Data extract Start Marker

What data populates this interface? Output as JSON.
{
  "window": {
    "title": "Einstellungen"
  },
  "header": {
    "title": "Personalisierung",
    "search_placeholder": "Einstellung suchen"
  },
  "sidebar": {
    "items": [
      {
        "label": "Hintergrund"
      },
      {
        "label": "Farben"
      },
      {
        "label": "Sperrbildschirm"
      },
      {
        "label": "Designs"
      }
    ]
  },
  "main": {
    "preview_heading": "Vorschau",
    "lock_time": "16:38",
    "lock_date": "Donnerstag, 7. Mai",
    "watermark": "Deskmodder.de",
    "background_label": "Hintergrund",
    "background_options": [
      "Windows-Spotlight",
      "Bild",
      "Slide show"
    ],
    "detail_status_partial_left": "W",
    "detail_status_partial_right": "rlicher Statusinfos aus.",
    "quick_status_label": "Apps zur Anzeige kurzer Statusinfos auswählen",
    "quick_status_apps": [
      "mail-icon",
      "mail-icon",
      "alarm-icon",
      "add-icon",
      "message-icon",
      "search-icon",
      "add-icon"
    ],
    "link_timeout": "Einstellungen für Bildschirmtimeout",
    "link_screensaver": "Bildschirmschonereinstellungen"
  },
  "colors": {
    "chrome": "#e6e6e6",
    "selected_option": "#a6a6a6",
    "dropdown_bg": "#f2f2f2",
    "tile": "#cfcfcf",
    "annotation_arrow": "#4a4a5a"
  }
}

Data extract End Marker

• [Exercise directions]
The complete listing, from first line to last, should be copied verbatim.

• [Solution to the problem]
What data populates this interface? Output as JSON.
{
  "window": {
    "title": "Einstellungen"
  },
  "header": {
    "title": "Personalisierung",
    "search_placeholder": "Einstellung suchen"
  },
  "sidebar": {
    "items": [
      {
        "label": "Hintergrund"
      },
      {
        "label": "Farben"
      },
      {
        "label": "Sperrbildschirm"
      },
      {
        "label": "Designs"
      }
    ]
  },
  "main": {
    "preview_heading": "Vorschau",
    "lock_time": "16:38",
    "lock_date": "Donnerstag, 7. Mai",
    "watermark": "Deskmodder.de",
    "background_label": "Hintergrund",
    "background_options": [
      "Windows-Spotlight",
      "Bild",
      "Slide show"
    ],
    "detail_status_partial_left": "W",
    "detail_status_partial_right": "rlicher Statusinfos aus.",
    "quick_status_label": "Apps zur Anzeige kurzer Statusinfos auswählen",
    "quick_status_apps": [
      "mail-icon",
      "mail-icon",
      "alarm-icon",
      "add-icon",
      "message-icon",
      "search-icon",
      "add-icon"
    ],
    "link_timeout": "Einstellungen für Bildschirmtimeout",
    "link_screensaver": "Bildschirmschonereinstellungen"
  },
  "colors": {
    "chrome": "#e6e6e6",
    "selected_option": "#a6a6a6",
    "dropdown_bg": "#f2f2f2",
    "tile": "#cfcfcf",
    "annotation_arrow": "#4a4a5a"
  }
}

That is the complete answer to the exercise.